**Task requirements**
From the entries below, work out how many lines contain the string "label"; answer with the number alone.

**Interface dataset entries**
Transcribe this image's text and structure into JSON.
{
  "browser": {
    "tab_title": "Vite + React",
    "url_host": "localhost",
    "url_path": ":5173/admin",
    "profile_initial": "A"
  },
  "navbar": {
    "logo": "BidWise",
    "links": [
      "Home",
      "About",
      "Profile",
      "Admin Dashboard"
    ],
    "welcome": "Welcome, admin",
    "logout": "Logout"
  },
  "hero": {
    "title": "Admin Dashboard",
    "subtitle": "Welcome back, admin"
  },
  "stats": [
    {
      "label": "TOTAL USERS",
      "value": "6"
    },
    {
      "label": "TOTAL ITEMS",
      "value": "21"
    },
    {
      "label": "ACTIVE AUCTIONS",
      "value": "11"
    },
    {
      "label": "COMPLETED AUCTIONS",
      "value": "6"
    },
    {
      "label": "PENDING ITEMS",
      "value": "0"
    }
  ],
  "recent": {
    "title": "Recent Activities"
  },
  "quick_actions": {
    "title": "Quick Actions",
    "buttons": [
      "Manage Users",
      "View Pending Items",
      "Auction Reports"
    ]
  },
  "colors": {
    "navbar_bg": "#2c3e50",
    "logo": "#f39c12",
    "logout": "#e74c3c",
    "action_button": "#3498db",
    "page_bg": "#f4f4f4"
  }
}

**Task response**
5